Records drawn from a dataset
※
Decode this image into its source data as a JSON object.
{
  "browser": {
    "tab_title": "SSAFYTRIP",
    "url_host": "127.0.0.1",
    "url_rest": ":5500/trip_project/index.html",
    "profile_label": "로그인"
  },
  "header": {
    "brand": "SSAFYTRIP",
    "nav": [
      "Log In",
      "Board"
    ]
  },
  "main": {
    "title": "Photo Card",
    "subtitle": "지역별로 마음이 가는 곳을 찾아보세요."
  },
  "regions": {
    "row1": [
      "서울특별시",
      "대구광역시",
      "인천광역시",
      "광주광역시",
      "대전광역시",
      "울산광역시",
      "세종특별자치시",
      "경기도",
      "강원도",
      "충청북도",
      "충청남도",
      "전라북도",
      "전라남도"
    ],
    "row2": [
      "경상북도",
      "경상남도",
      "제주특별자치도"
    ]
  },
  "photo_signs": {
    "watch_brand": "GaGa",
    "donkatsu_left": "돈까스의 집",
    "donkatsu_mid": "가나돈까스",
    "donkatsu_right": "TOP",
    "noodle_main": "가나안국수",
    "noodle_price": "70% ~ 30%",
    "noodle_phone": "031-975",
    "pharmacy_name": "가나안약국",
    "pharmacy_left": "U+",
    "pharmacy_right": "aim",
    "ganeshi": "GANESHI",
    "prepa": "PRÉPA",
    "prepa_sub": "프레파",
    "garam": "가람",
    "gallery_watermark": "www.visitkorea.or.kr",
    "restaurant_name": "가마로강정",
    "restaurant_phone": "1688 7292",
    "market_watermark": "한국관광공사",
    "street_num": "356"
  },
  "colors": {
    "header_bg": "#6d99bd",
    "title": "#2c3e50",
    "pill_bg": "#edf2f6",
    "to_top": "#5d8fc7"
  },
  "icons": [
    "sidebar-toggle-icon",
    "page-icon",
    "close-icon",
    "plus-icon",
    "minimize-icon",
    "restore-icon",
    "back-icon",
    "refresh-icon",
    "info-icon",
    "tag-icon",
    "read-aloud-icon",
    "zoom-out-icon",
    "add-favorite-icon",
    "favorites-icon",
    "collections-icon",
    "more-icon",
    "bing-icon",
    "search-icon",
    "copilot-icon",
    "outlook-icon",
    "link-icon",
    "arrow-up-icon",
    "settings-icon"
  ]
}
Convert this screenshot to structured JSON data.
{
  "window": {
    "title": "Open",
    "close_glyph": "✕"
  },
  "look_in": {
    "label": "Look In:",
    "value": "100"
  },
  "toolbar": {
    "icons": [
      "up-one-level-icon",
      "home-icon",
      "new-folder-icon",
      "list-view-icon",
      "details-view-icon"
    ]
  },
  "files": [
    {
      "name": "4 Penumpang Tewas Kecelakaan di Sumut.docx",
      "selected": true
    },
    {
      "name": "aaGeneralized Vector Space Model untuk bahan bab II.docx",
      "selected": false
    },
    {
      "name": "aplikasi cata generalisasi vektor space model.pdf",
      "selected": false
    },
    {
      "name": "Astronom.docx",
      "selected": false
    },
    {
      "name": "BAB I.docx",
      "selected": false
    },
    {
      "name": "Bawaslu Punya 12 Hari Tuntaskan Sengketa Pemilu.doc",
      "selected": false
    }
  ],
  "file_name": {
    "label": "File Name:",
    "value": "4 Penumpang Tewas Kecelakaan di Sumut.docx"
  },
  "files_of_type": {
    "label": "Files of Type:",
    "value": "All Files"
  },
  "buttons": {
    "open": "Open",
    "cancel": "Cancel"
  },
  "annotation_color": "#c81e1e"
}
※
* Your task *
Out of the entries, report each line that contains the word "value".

* Answer *
    "value": "100"
    "value": "4 Penumpang Tewas Kecelakaan di Sumut.docx"
    "value": "All Files"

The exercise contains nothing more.